##### GIVEN DATA #####

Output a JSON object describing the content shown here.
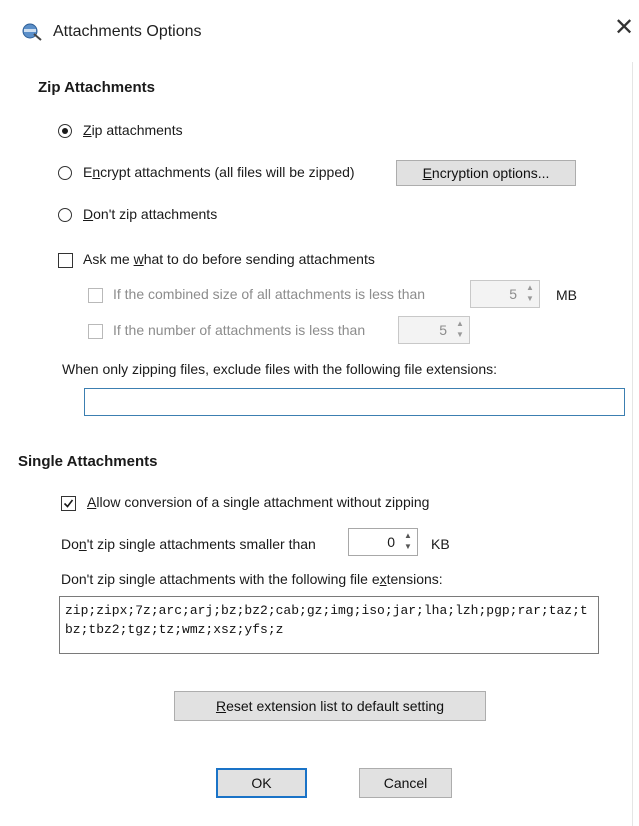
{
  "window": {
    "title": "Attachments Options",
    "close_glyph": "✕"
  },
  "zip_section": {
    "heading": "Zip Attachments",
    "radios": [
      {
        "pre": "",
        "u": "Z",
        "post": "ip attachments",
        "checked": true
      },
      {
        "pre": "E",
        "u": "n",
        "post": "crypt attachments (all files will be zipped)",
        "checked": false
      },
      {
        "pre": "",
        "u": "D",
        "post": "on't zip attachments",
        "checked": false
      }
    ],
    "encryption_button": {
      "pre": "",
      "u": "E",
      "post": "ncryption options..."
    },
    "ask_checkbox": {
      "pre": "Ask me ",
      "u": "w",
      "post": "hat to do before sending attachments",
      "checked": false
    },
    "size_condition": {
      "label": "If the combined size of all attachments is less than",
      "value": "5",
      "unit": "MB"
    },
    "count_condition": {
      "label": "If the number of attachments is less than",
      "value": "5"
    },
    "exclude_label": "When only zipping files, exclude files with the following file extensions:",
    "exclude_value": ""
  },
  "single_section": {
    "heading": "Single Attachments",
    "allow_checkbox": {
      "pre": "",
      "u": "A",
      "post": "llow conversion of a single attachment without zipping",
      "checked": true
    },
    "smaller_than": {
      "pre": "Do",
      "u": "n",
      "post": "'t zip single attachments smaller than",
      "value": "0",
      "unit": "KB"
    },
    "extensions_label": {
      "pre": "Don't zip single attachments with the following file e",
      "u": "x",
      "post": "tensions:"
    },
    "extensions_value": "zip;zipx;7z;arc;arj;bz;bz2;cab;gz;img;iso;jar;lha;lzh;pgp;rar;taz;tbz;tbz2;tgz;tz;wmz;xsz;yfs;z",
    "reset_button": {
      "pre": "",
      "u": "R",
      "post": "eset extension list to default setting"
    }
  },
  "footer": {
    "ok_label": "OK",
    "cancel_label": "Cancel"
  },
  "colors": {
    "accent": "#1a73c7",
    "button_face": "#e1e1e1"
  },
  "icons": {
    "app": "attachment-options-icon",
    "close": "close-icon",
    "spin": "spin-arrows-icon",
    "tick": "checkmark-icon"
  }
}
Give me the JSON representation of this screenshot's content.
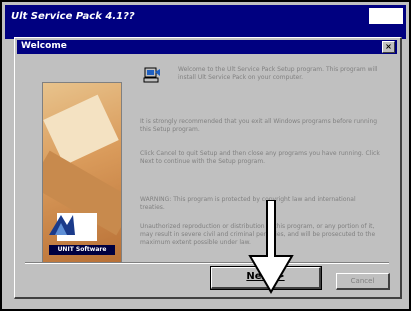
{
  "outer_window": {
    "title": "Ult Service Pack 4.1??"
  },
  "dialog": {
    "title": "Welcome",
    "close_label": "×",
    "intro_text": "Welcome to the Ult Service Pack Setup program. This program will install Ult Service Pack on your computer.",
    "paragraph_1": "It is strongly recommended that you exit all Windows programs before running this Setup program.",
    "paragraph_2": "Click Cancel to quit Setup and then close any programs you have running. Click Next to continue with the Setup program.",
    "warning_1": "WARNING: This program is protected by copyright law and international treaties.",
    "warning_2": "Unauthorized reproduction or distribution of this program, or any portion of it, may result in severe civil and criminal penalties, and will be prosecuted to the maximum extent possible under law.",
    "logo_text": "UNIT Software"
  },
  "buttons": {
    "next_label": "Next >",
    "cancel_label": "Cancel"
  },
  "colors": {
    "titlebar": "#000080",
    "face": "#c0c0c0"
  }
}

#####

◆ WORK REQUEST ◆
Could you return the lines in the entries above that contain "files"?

◆ SOLVED EXERCISE ◆
        "post": "crypt attachments (all files will be zipped)",
    "exclude_label": "When only zipping files, exclude files with the following file extensions:",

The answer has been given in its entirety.